Any money the two boys have ever seen is either won through gambling or their meager savings. Ian and Terry—in their early thirties—have almost resigned themselves to their mundane lives, working at the garage or dad’s restaurant while nurturing dreams of settling in with someone, buying a home, etc. Terry is a gambler, a drinker and a pill-popper and Ian has dreams of commercial investing in California.
But while Terry’s often beleaguered by his mounting gambling debts and post-partying depressions, Ian cuts a more nefarious figure. The first part of Cassandra’s Dream follows a textbook procedure. Woody Allen’s efforts at setting the stage is weighed down by sloppy dialogue and none-too-subtle directions. All this overimplicitness gives one the impression of being spoonfed the plot. But the intrigue improves in Act II, when uncle Howard (Tom Wilkinson) enters the stage.
Howard’s a cosmopolitan world traveler who owns business ventures and charity organizations around the world. Wilkinson’s performance fizzles rather sizzles, unfortunately.Ian and Terry as well as their mother (Howard’s sister) are in awe of their rich and sophisticated uncle. Unfortunately, Wilkinson’s performance never quite takes off; here’s a corporate tycoon with a real unsavory secret but you couldn’t really tell.
As you will soon learn, he is about to wrangle the two brothers into committing a terrible deed but his fire peters out quickly. He comes across as awkward and out of his element. Fortunately, however, the suspense of Cassandra’s Dream soon eclipses any weak comedy and you’re sitting at the edge of your seat. After a major loss at the poker table, Terry’s life is changed. When Howard asks them for a special favor in return for all the money that would lift them out of debt, their response and following behaviors are almost radically opposed.

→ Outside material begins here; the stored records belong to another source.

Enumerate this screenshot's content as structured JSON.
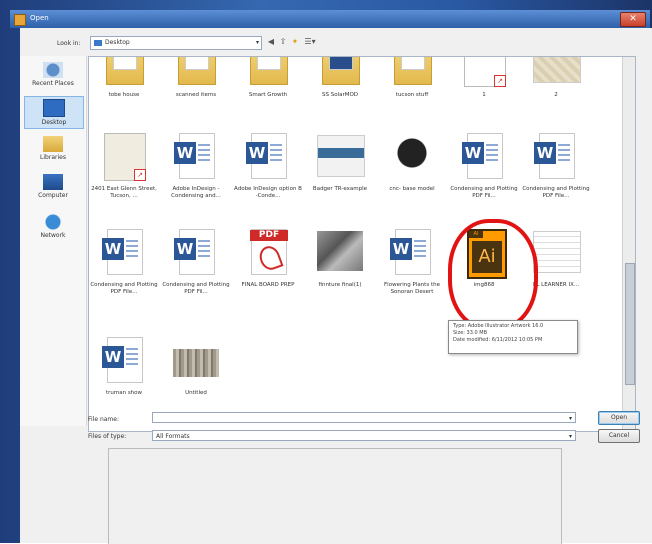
{
  "window": {
    "title": "Open",
    "close_glyph": "✕"
  },
  "lookin": {
    "label": "Look in:",
    "value": "Desktop",
    "caret": "▾"
  },
  "nav": {
    "back": "◀",
    "up": "⇧",
    "newfolder": "✦",
    "views": "☰▾"
  },
  "places": [
    {
      "label": "Recent Places",
      "icon": "recent-places-icon"
    },
    {
      "label": "Desktop",
      "icon": "desktop-icon"
    },
    {
      "label": "Libraries",
      "icon": "libraries-icon"
    },
    {
      "label": "Computer",
      "icon": "computer-icon"
    },
    {
      "label": "Network",
      "icon": "network-icon"
    }
  ],
  "files": {
    "row1": [
      {
        "label": "tobe house",
        "kind": "folder"
      },
      {
        "label": "scanned items",
        "kind": "folder"
      },
      {
        "label": "Smart Growth",
        "kind": "folder"
      },
      {
        "label": "SS SolarMOD",
        "kind": "folder"
      },
      {
        "label": "tucson stuff",
        "kind": "folder"
      },
      {
        "label": "1",
        "kind": "doc-pdf"
      },
      {
        "label": "2",
        "kind": "map"
      }
    ],
    "row2": [
      {
        "label": "2401 East Glenn Street, Tucson, ...",
        "kind": "doc-pdf"
      },
      {
        "label": "Adobe InDesign -Condensing and...",
        "kind": "word"
      },
      {
        "label": "Adobe InDesign option B -Conde...",
        "kind": "word"
      },
      {
        "label": "Badger TR-example",
        "kind": "slide"
      },
      {
        "label": "cnc- base model",
        "kind": "bw"
      },
      {
        "label": "Condensing and Plotting PDF Fil...",
        "kind": "word"
      },
      {
        "label": "Condensing and Plotting PDF File...",
        "kind": "word"
      }
    ],
    "row3": [
      {
        "label": "Condensing and Plotting PDF File...",
        "kind": "word"
      },
      {
        "label": "Condensing and Plotting PDF Fil...",
        "kind": "word"
      },
      {
        "label": "FINAL BOARD PREP",
        "kind": "pdf"
      },
      {
        "label": "finnture final(1)",
        "kind": "photo"
      },
      {
        "label": "Flowering Plants the Sonoran Desert",
        "kind": "word"
      },
      {
        "label": "img868",
        "kind": "ai"
      },
      {
        "label": "EL LEARNER IX...",
        "kind": "plan"
      }
    ],
    "row4": [
      {
        "label": "truman show",
        "kind": "word"
      },
      {
        "label": "Untitled",
        "kind": "aerial"
      }
    ]
  },
  "icons": {
    "word_letter": "W",
    "pdf_band": "PDF",
    "pdf_badge": "↗",
    "ai_tab": "AI",
    "ai_letters": "Ai"
  },
  "tooltip": {
    "line1": "Type: Adobe Illustrator Artwork 16.0",
    "line2": "Size: 33.0 MB",
    "line3": "Date modified: 6/11/2012 10:05 PM"
  },
  "filename": {
    "label": "File name:",
    "value": "",
    "caret": "▾"
  },
  "filetype": {
    "label": "Files of type:",
    "value": "All Formats",
    "caret": "▾"
  },
  "buttons": {
    "open": "Open",
    "cancel": "Cancel"
  },
  "colors": {
    "highlight_circle": "#e11313",
    "titlebar": "#2e5fa8"
  }
}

These two boys who regularly profess their remember-whens to each other and call to mind a blissful happy childhood spent together, almost become like two total strangers by the film’s end as Cassandra’s Dream emerges as film noir.
Woody Allen never ceases to amaze, for while Cassandra’s beginning saunters forward as obvious idyll he soon divulges a hefty drama which will soon meet its eventual demise. Some may find that pairing up McGregor and Farrell together was a leap of faith: I disagree. While at first Farrell appears whiny and self-pitying, his relentless crises of conscience are in fact very purposeful and drive the tension to its unraveling end.

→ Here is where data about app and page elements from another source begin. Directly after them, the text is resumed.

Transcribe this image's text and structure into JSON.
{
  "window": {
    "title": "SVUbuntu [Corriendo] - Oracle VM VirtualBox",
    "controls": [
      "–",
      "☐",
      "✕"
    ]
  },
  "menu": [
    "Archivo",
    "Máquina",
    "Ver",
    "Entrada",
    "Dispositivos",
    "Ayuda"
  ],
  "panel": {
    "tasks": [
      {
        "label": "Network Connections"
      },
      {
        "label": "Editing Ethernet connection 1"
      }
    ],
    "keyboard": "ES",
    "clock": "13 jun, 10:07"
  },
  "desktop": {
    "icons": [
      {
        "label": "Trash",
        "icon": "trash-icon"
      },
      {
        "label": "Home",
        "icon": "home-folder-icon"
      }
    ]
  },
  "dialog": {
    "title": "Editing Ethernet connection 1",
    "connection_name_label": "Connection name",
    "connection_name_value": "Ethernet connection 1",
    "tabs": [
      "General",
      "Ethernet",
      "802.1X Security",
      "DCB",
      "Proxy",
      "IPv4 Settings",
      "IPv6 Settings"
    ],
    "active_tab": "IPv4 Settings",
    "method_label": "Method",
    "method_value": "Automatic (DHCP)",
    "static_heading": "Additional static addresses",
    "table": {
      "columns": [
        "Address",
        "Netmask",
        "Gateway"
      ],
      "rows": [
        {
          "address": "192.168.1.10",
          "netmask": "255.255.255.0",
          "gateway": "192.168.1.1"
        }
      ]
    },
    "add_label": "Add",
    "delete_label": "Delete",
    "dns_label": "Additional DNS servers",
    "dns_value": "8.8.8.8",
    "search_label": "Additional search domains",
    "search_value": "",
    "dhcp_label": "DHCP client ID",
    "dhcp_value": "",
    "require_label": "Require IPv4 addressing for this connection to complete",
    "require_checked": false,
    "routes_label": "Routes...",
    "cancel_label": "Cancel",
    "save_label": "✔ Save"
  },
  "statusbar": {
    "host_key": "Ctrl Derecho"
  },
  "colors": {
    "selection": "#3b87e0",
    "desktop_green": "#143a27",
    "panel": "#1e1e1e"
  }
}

After the film’s turning-point event, he life spins into oblivion. But why would a mechanic, with a bad gambling habit feel so much forebodin? Gamblers who have close encounters with loan sharks and racket men wade deep in the criminal underworld. And yet, Terry freezes to Ian (McGregor) with his blond mane and bright mug seems much more likely to endure self-doubt, guilt and even a bit of good-old Christian morality. But his character is the snider, cleverer of the two and therefore more contemptuous and capable of wrongdoing.
Surprising turns, a suspenseful plot and the relentless energy of good and bad scruples dueling with each other drive the story to its unforeseen conclusion. And what a conclusion! Cassandra’s Dream is a must-see!